▸ TASK INSTRUCTIONS: Without the pictures, output the records below word for word.
━━━ AVAILABLE RECORDS ━━━
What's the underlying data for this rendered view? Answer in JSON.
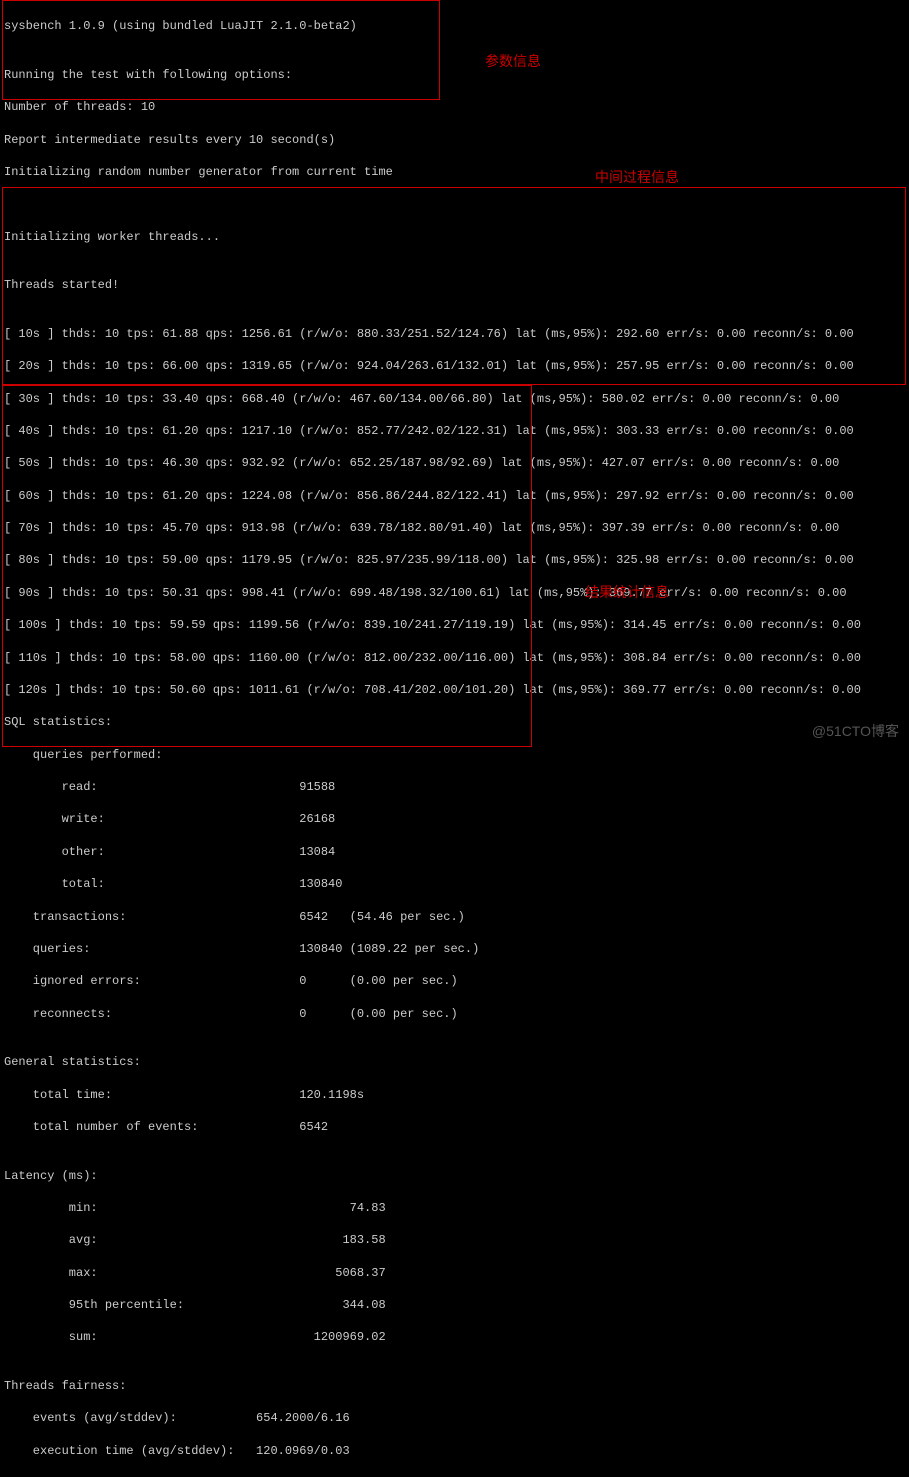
{
  "header": {
    "version_line": "sysbench 1.0.9 (using bundled LuaJIT 2.1.0-beta2)",
    "blank1": "",
    "options_header": "Running the test with following options:",
    "threads_line": "Number of threads: 10",
    "report_line": "Report intermediate results every 10 second(s)",
    "init_rng": "Initializing random number generator from current time",
    "blank2": "",
    "blank3": "",
    "init_threads": "Initializing worker threads...",
    "blank4": "",
    "threads_started": "Threads started!",
    "blank5": ""
  },
  "intermediate": [
    "[ 10s ] thds: 10 tps: 61.88 qps: 1256.61 (r/w/o: 880.33/251.52/124.76) lat (ms,95%): 292.60 err/s: 0.00 reconn/s: 0.00",
    "[ 20s ] thds: 10 tps: 66.00 qps: 1319.65 (r/w/o: 924.04/263.61/132.01) lat (ms,95%): 257.95 err/s: 0.00 reconn/s: 0.00",
    "[ 30s ] thds: 10 tps: 33.40 qps: 668.40 (r/w/o: 467.60/134.00/66.80) lat (ms,95%): 580.02 err/s: 0.00 reconn/s: 0.00",
    "[ 40s ] thds: 10 tps: 61.20 qps: 1217.10 (r/w/o: 852.77/242.02/122.31) lat (ms,95%): 303.33 err/s: 0.00 reconn/s: 0.00",
    "[ 50s ] thds: 10 tps: 46.30 qps: 932.92 (r/w/o: 652.25/187.98/92.69) lat (ms,95%): 427.07 err/s: 0.00 reconn/s: 0.00",
    "[ 60s ] thds: 10 tps: 61.20 qps: 1224.08 (r/w/o: 856.86/244.82/122.41) lat (ms,95%): 297.92 err/s: 0.00 reconn/s: 0.00",
    "[ 70s ] thds: 10 tps: 45.70 qps: 913.98 (r/w/o: 639.78/182.80/91.40) lat (ms,95%): 397.39 err/s: 0.00 reconn/s: 0.00",
    "[ 80s ] thds: 10 tps: 59.00 qps: 1179.95 (r/w/o: 825.97/235.99/118.00) lat (ms,95%): 325.98 err/s: 0.00 reconn/s: 0.00",
    "[ 90s ] thds: 10 tps: 50.31 qps: 998.41 (r/w/o: 699.48/198.32/100.61) lat (ms,95%): 369.77 err/s: 0.00 reconn/s: 0.00",
    "[ 100s ] thds: 10 tps: 59.59 qps: 1199.56 (r/w/o: 839.10/241.27/119.19) lat (ms,95%): 314.45 err/s: 0.00 reconn/s: 0.00",
    "[ 110s ] thds: 10 tps: 58.00 qps: 1160.00 (r/w/o: 812.00/232.00/116.00) lat (ms,95%): 308.84 err/s: 0.00 reconn/s: 0.00",
    "[ 120s ] thds: 10 tps: 50.60 qps: 1011.61 (r/w/o: 708.41/202.00/101.20) lat (ms,95%): 369.77 err/s: 0.00 reconn/s: 0.00"
  ],
  "stats": {
    "sql_header": "SQL statistics:",
    "queries_performed": "    queries performed:",
    "read": "        read:                            91588",
    "write": "        write:                           26168",
    "other": "        other:                           13084",
    "total": "        total:                           130840",
    "transactions": "    transactions:                        6542   (54.46 per sec.)",
    "queries": "    queries:                             130840 (1089.22 per sec.)",
    "ignored": "    ignored errors:                      0      (0.00 per sec.)",
    "reconnects": "    reconnects:                          0      (0.00 per sec.)",
    "blank1": "",
    "gen_header": "General statistics:",
    "total_time": "    total time:                          120.1198s",
    "total_events": "    total number of events:              6542",
    "blank2": "",
    "lat_header": "Latency (ms):",
    "lat_min": "         min:                                   74.83",
    "lat_avg": "         avg:                                  183.58",
    "lat_max": "         max:                                 5068.37",
    "lat_95": "         95th percentile:                      344.08",
    "lat_sum": "         sum:                              1200969.02",
    "blank3": "",
    "fairness_header": "Threads fairness:",
    "events_fair": "    events (avg/stddev):           654.2000/6.16",
    "exec_fair": "    execution time (avg/stddev):   120.0969/0.03"
  },
  "annotations": {
    "params": "参数信息",
    "intermediate": "中间过程信息",
    "results": "结果统计信息"
  },
  "watermark": "@51CTO博客"
}
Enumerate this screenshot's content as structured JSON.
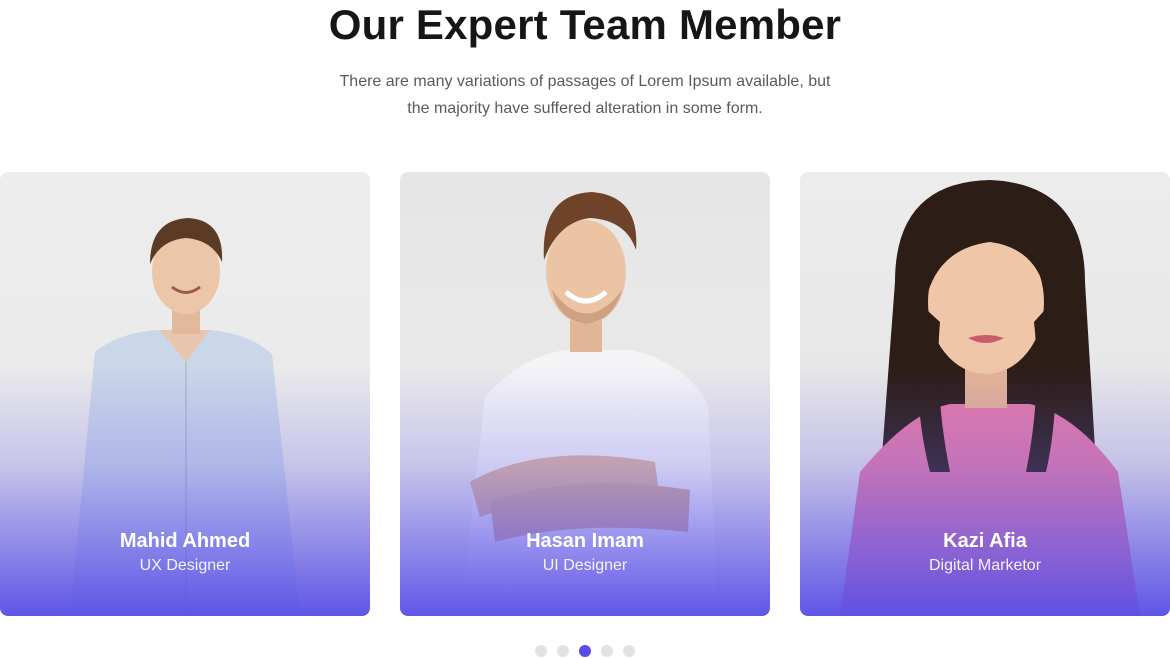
{
  "section": {
    "title": "Our Expert Team Member",
    "subtitle_line1": "There are many variations of passages of Lorem Ipsum available, but",
    "subtitle_line2": "the majority have suffered alteration in some form."
  },
  "members": [
    {
      "name": "Mahid Ahmed",
      "role": "UX Designer"
    },
    {
      "name": "Hasan Imam",
      "role": "UI Designer"
    },
    {
      "name": "Kazi Afia",
      "role": "Digital Marketor"
    }
  ],
  "pagination": {
    "total": 5,
    "active_index": 3
  },
  "colors": {
    "accent": "#5a4ee6",
    "overlay": "#6b61eb",
    "inactive_dot": "#e2e2e2",
    "title": "#161616",
    "subtitle": "#5a5a5a"
  }
}
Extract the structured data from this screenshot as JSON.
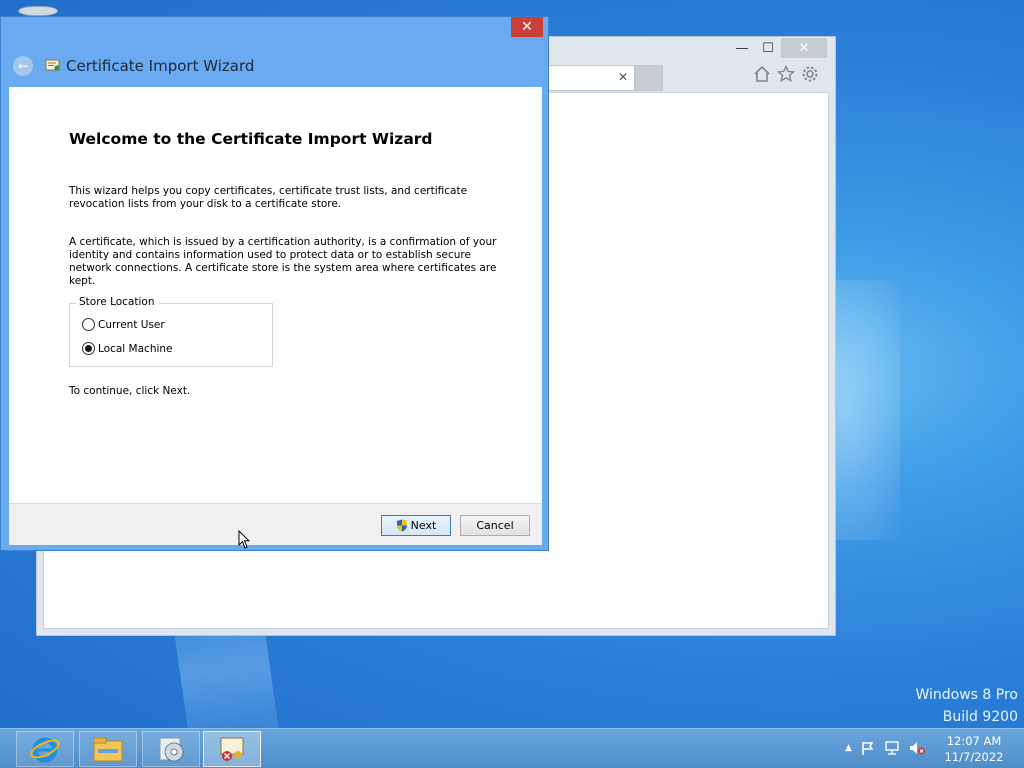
{
  "wizard": {
    "title": "Certificate Import Wizard",
    "close_glyph": "✕",
    "back_glyph": "←",
    "heading": "Welcome to the Certificate Import Wizard",
    "paragraph_1": "This wizard helps you copy certificates, certificate trust lists, and certificate revocation lists from your disk to a certificate store.",
    "paragraph_2": "A certificate, which is issued by a certification authority, is a confirmation of your identity and contains information used to protect data or to establish secure network connections. A certificate store is the system area where certificates are kept.",
    "store_location": {
      "legend": "Store Location",
      "options": [
        {
          "label": "Current User",
          "selected": false
        },
        {
          "label": "Local Machine",
          "selected": true
        }
      ]
    },
    "continue_text": "To continue, click Next.",
    "buttons": {
      "next": "Next",
      "cancel": "Cancel"
    }
  },
  "ie_window": {
    "minimize_glyph": "—",
    "maximize_glyph": "☐",
    "close_glyph": "✕",
    "tab_close_glyph": "✕",
    "tools": [
      "home-icon",
      "favorites-star-icon",
      "settings-gear-icon"
    ]
  },
  "watermark": {
    "line1": "Windows 8 Pro",
    "line2": "Build 9200"
  },
  "taskbar": {
    "items": [
      "internet-explorer-icon",
      "file-explorer-icon",
      "media-center-icon",
      "certificate-wizard-icon"
    ],
    "tray": {
      "arrow": "▲",
      "clock_time": "12:07 AM",
      "clock_date": "11/7/2022"
    }
  },
  "colors": {
    "accent": "#6aaaf0",
    "close_red": "#c9403a",
    "desktop": "#2a7fd8"
  }
}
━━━
▸ WRITTEN RESPONSE:
What's the underlying data for this rendered view? Answer in JSON.
{
  "header": {
    "version_line": "sysbench 1.0.9 (using bundled LuaJIT 2.1.0-beta2)",
    "blank1": "",
    "options_header": "Running the test with following options:",
    "threads_line": "Number of threads: 10",
    "report_line": "Report intermediate results every 10 second(s)",
    "init_rng": "Initializing random number generator from current time",
    "blank2": "",
    "blank3": "",
    "init_threads": "Initializing worker threads...",
    "blank4": "",
    "threads_started": "Threads started!",
    "blank5": ""
  },
  "intermediate": [
    "[ 10s ] thds: 10 tps: 61.88 qps: 1256.61 (r/w/o: 880.33/251.52/124.76) lat (ms,95%): 292.60 err/s: 0.00 reconn/s: 0.00",
    "[ 20s ] thds: 10 tps: 66.00 qps: 1319.65 (r/w/o: 924.04/263.61/132.01) lat (ms,95%): 257.95 err/s: 0.00 reconn/s: 0.00",
    "[ 30s ] thds: 10 tps: 33.40 qps: 668.40 (r/w/o: 467.60/134.00/66.80) lat (ms,95%): 580.02 err/s: 0.00 reconn/s: 0.00",
    "[ 40s ] thds: 10 tps: 61.20 qps: 1217.10 (r/w/o: 852.77/242.02/122.31) lat (ms,95%): 303.33 err/s: 0.00 reconn/s: 0.00",
    "[ 50s ] thds: 10 tps: 46.30 qps: 932.92 (r/w/o: 652.25/187.98/92.69) lat (ms,95%): 427.07 err/s: 0.00 reconn/s: 0.00",
    "[ 60s ] thds: 10 tps: 61.20 qps: 1224.08 (r/w/o: 856.86/244.82/122.41) lat (ms,95%): 297.92 err/s: 0.00 reconn/s: 0.00",
    "[ 70s ] thds: 10 tps: 45.70 qps: 913.98 (r/w/o: 639.78/182.80/91.40) lat (ms,95%): 397.39 err/s: 0.00 reconn/s: 0.00",
    "[ 80s ] thds: 10 tps: 59.00 qps: 1179.95 (r/w/o: 825.97/235.99/118.00) lat (ms,95%): 325.98 err/s: 0.00 reconn/s: 0.00",
    "[ 90s ] thds: 10 tps: 50.31 qps: 998.41 (r/w/o: 699.48/198.32/100.61) lat (ms,95%): 369.77 err/s: 0.00 reconn/s: 0.00",
    "[ 100s ] thds: 10 tps: 59.59 qps: 1199.56 (r/w/o: 839.10/241.27/119.19) lat (ms,95%): 314.45 err/s: 0.00 reconn/s: 0.00",
    "[ 110s ] thds: 10 tps: 58.00 qps: 1160.00 (r/w/o: 812.00/232.00/116.00) lat (ms,95%): 308.84 err/s: 0.00 reconn/s: 0.00",
    "[ 120s ] thds: 10 tps: 50.60 qps: 1011.61 (r/w/o: 708.41/202.00/101.20) lat (ms,95%): 369.77 err/s: 0.00 reconn/s: 0.00"
  ],
  "stats": {
    "sql_header": "SQL statistics:",
    "queries_performed": "    queries performed:",
    "read": "        read:                            91588",
    "write": "        write:                           26168",
    "other": "        other:                           13084",
    "total": "        total:                           130840",
    "transactions": "    transactions:                        6542   (54.46 per sec.)",
    "queries": "    queries:                             130840 (1089.22 per sec.)",
    "ignored": "    ignored errors:                      0      (0.00 per sec.)",
    "reconnects": "    reconnects:                          0      (0.00 per sec.)",
    "blank1": "",
    "gen_header": "General statistics:",
    "total_time": "    total time:                          120.1198s",
    "total_events": "    total number of events:              6542",
    "blank2": "",
    "lat_header": "Latency (ms):",
    "lat_min": "         min:                                   74.83",
    "lat_avg": "         avg:                                  183.58",
    "lat_max": "         max:                                 5068.37",
    "lat_95": "         95th percentile:                      344.08",
    "lat_sum": "         sum:                              1200969.02",
    "blank3": "",
    "fairness_header": "Threads fairness:",
    "events_fair": "    events (avg/stddev):           654.2000/6.16",
    "exec_fair": "    execution time (avg/stddev):   120.0969/0.03"
  },
  "annotations": {
    "params": "参数信息",
    "intermediate": "中间过程信息",
    "results": "结果统计信息"
  },
  "watermark": "@51CTO博客"
}
Enumerate this screenshot's content as structured JSON.
{
  "section": {
    "title": "Our Expert Team Member",
    "subtitle_line1": "There are many variations of passages of Lorem Ipsum available, but",
    "subtitle_line2": "the majority have suffered alteration in some form."
  },
  "members": [
    {
      "name": "Mahid Ahmed",
      "role": "UX Designer"
    },
    {
      "name": "Hasan Imam",
      "role": "UI Designer"
    },
    {
      "name": "Kazi Afia",
      "role": "Digital Marketor"
    }
  ],
  "pagination": {
    "total": 5,
    "active_index": 3
  },
  "colors": {
    "accent": "#5a4ee6",
    "overlay": "#6b61eb",
    "inactive_dot": "#e2e2e2",
    "title": "#161616",
    "subtitle": "#5a5a5a"
  }
}
Extract the structured data from this screenshot as JSON.
{
  "wizard": {
    "title": "Certificate Import Wizard",
    "close_glyph": "✕",
    "back_glyph": "←",
    "heading": "Welcome to the Certificate Import Wizard",
    "paragraph_1": "This wizard helps you copy certificates, certificate trust lists, and certificate revocation lists from your disk to a certificate store.",
    "paragraph_2": "A certificate, which is issued by a certification authority, is a confirmation of your identity and contains information used to protect data or to establish secure network connections. A certificate store is the system area where certificates are kept.",
    "store_location": {
      "legend": "Store Location",
      "options": [
        {
          "label": "Current User",
          "selected": false
        },
        {
          "label": "Local Machine",
          "selected": true
        }
      ]
    },
    "continue_text": "To continue, click Next.",
    "buttons": {
      "next": "Next",
      "cancel": "Cancel"
    }
  },
  "ie_window": {
    "minimize_glyph": "—",
    "maximize_glyph": "☐",
    "close_glyph": "✕",
    "tab_close_glyph": "✕",
    "tools": [
      "home-icon",
      "favorites-star-icon",
      "settings-gear-icon"
    ]
  },
  "watermark": {
    "line1": "Windows 8 Pro",
    "line2": "Build 9200"
  },
  "taskbar": {
    "items": [
      "internet-explorer-icon",
      "file-explorer-icon",
      "media-center-icon",
      "certificate-wizard-icon"
    ],
    "tray": {
      "arrow": "▲",
      "clock_time": "12:07 AM",
      "clock_date": "11/7/2022"
    }
  },
  "colors": {
    "accent": "#6aaaf0",
    "close_red": "#c9403a",
    "desktop": "#2a7fd8"
  }
}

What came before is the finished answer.